▶ _What is required_
The job is to find each line of the records below that includes the word "massagetehran" and copy it.

▶ _Recorded data_
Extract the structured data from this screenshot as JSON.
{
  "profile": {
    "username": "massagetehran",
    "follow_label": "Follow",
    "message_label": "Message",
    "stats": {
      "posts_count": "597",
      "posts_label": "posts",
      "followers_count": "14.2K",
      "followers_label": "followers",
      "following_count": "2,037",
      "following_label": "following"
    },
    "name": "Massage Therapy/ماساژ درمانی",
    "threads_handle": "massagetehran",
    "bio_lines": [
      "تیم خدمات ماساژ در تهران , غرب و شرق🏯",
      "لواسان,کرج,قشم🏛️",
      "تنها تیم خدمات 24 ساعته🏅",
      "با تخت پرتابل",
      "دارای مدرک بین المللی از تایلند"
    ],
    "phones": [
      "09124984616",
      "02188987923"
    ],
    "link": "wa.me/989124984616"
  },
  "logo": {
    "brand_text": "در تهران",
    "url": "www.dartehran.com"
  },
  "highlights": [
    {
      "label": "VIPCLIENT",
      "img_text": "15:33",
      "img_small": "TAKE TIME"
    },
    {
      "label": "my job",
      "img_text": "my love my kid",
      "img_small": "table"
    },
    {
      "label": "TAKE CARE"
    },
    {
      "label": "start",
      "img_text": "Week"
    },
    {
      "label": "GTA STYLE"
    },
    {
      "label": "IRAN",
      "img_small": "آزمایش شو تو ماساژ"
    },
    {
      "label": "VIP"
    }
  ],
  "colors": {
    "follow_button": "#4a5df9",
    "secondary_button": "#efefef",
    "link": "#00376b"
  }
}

▶ _Solution to the problem_
    "username": "massagetehran",
    "threads_handle": "massagetehran",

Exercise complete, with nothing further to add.